U.S. uranium producers want "the federal government to prop up their industry through enormous subsidies and self-serving quotas," plus easing of environmental protections and the opening of more public land for mining, said Randi Spivak, public lands program director for the Center for Biological Diversity.
"It's not a national security issue," she said.
The nuclear power industry is "trying to leverage the 'America First' moment to get more government financial support for the operating fleet," said Edwin Lyman, a nuclear expert with the Union for Concerned Scientists advocacy group.
Other industry requests to a working group made up of representatives from the Pentagon and agencies including the Commerce and Energy departments include vastly expanding a U.S. uranium reserve that could be tapped in times of supply disruption.

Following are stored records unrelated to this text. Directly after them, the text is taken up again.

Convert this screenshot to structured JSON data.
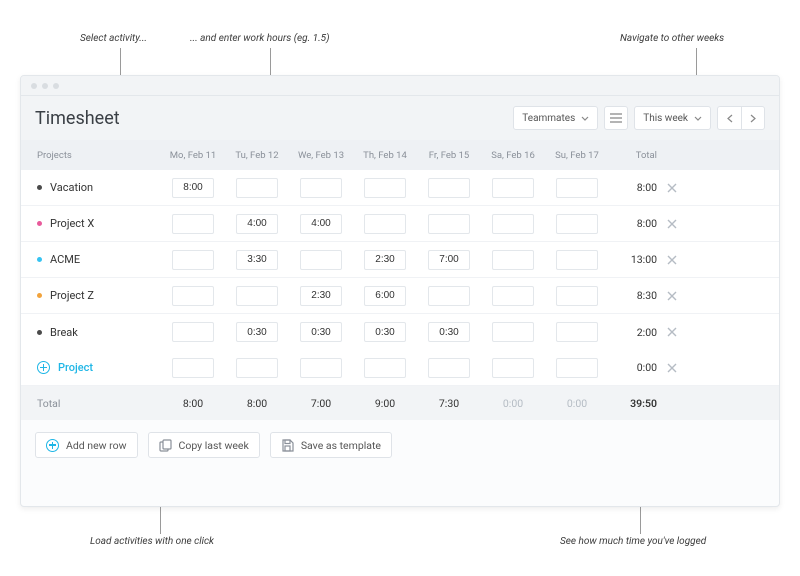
{
  "annotations": {
    "select_activity": "Select activity...",
    "enter_hours": "... and enter work hours (eg. 1.5)",
    "navigate_weeks": "Navigate to other weeks",
    "load_activities": "Load activities with one click",
    "see_logged": "See how much time you've logged"
  },
  "header": {
    "title": "Timesheet",
    "teammates_label": "Teammates",
    "period_label": "This week"
  },
  "columns": {
    "projects": "Projects",
    "days": [
      "Mo, Feb 11",
      "Tu, Feb 12",
      "We, Feb 13",
      "Th, Feb 14",
      "Fr, Feb 15",
      "Sa, Feb 16",
      "Su, Feb 17"
    ],
    "total": "Total"
  },
  "rows": [
    {
      "name": "Vacation",
      "color": "#4a4a4a",
      "values": [
        "8:00",
        "",
        "",
        "",
        "",
        "",
        ""
      ],
      "total": "8:00"
    },
    {
      "name": "Project X",
      "color": "#e85a9b",
      "values": [
        "",
        "4:00",
        "4:00",
        "",
        "",
        "",
        ""
      ],
      "total": "8:00"
    },
    {
      "name": "ACME",
      "color": "#35c3f2",
      "values": [
        "",
        "3:30",
        "",
        "2:30",
        "7:00",
        "",
        ""
      ],
      "total": "13:00"
    },
    {
      "name": "Project Z",
      "color": "#f2a33c",
      "values": [
        "",
        "",
        "2:30",
        "6:00",
        "",
        "",
        ""
      ],
      "total": "8:30"
    },
    {
      "name": "Break",
      "color": "#4a4a4a",
      "values": [
        "",
        "0:30",
        "0:30",
        "0:30",
        "0:30",
        "",
        ""
      ],
      "total": "2:00"
    }
  ],
  "add_project": {
    "label": "Project",
    "total": "0:00"
  },
  "footer": {
    "label": "Total",
    "values": [
      "8:00",
      "8:00",
      "7:00",
      "9:00",
      "7:30",
      "0:00",
      "0:00"
    ],
    "grand_total": "39:50"
  },
  "actions": {
    "add_row": "Add new row",
    "copy_last": "Copy last week",
    "save_template": "Save as template"
  }
}
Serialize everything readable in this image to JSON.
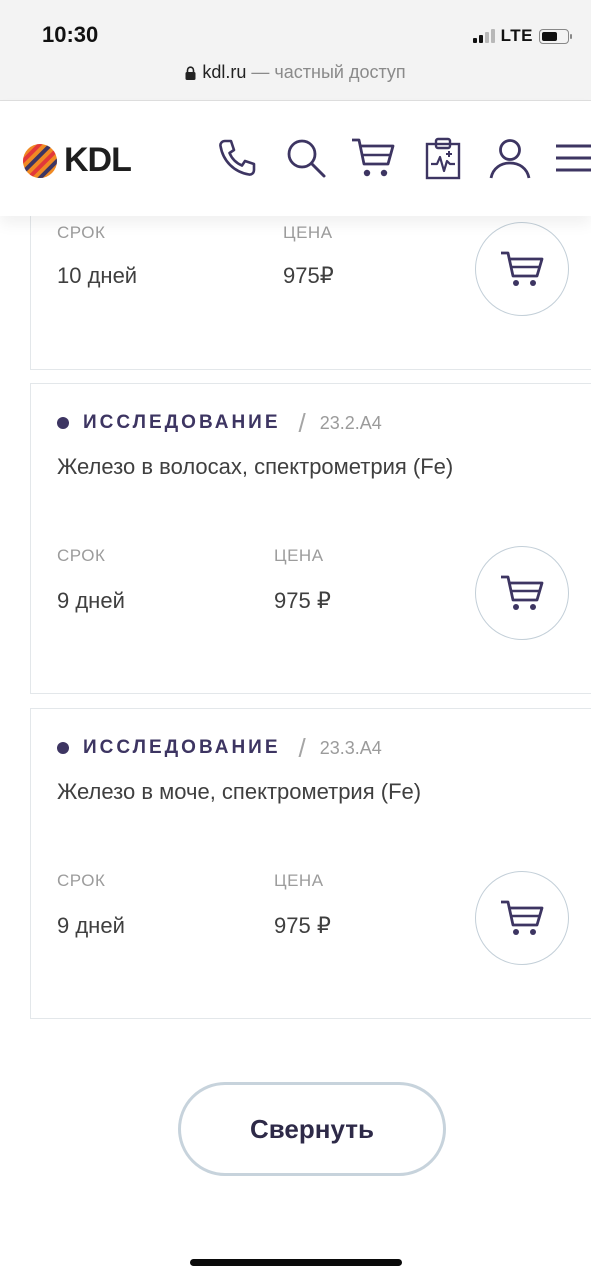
{
  "status_bar": {
    "time": "10:30",
    "network": "LTE",
    "battery_level": 0.6
  },
  "address_bar": {
    "domain": "kdl.ru",
    "suffix": "— частный доступ",
    "lock_icon": "lock-icon"
  },
  "header": {
    "logo_text": "KDL",
    "icons": [
      "phone-icon",
      "search-icon",
      "cart-icon",
      "medical-record-icon",
      "user-icon",
      "menu-icon"
    ],
    "icon_color": "#3d3562"
  },
  "labels": {
    "term": "СРОК",
    "price": "ЦЕНА",
    "collapse": "Свернуть"
  },
  "cards": [
    {
      "term_value": "10 дней",
      "price_value": "975₽"
    },
    {
      "tag": "ИССЛЕДОВАНИЕ",
      "separator": "/",
      "code": "23.2.A4",
      "title": "Железо в волосах, спектрометрия (Fe)",
      "term_value": "9 дней",
      "price_value": "975 ₽"
    },
    {
      "tag": "ИССЛЕДОВАНИЕ",
      "separator": "/",
      "code": "23.3.A4",
      "title": "Железо в моче, спектрометрия (Fe)",
      "term_value": "9 дней",
      "price_value": "975 ₽"
    }
  ],
  "colors": {
    "accent": "#3d3562",
    "border": "#e3e7ea",
    "muted_text": "#9c9c9c"
  }
}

The American Assured Fuel Supply Reserve established in 2011 currently has six so-called "reloads" of low enriched uranium. A nuclear plant needs reloading with processed fuel at least every two years. The U.S. over the next seven to 10 years should expand the reserve to 30 reloads, or 25 million tons of partially processed uranium ore, the industries say.
Some uranium mining companies also have said Trump should reconsider his July decision not to limit imports by reserving 25% of U.S. uranium use for domestic producers.
The administration already has done plenty to ease environmental and other regulations and at this point, only tariffs and quotas would "move the needle" to help the industry, said Travis Deti, director of the Wyoming Mining Association, which represents the state's mining companies.
Most uranium in the U.S., including all of it from Wyoming, is mined by pumping a solution of water and chemicals into uranium-bearing deposits underground. The water is then pumped to the surface and ore is extracted.
One of the richest known reserves of uranium ore spans parts of northwestern New Mexico. Previous booms in what was once known as the uranium capital of the world occurred during the 1950s and again in the 1970s. Environmentalists have been fighting to prevent future mining in the region and in Arizona around the Grand Canyon.
Amber Reimondo of the Flagstaff, Arizona-based Grand Canyon Trust says she fears moves to boost domestic uranium mining could end protections put in place during the administration of President Barack Obama for uranium-bearing lands outside Grand Canyon National Park.
Uranium mining in the Southwest during the atomic age left a legacy of death and disease, Reimondo said. Hundreds of uranium mines that dot the Navajo Nation, for example, have not been cleaned up. The tribe, whose reservation extends into New Mexico, Utah and Arizona, banned uranium mining and transport on its lands in 2005.
"When people talk about past uranium mining, they talk about it as if the problem is in the past, as if people aren't still living with the consequences of uranium contamination and that uranium contamination can be segregated in some bubble when it just inherently lasts for longer than any of us can fathom," she said. "We shouldn't be meddling in that."
Fonseca reported from Flagstaff, Arizona and Gruver reported Cheyenne, Wyoming. Associated Press writer Brady McCombs in Salt Lake City and Susan Montoya Bryan in Albuquerque, New Mexico contributed to this report.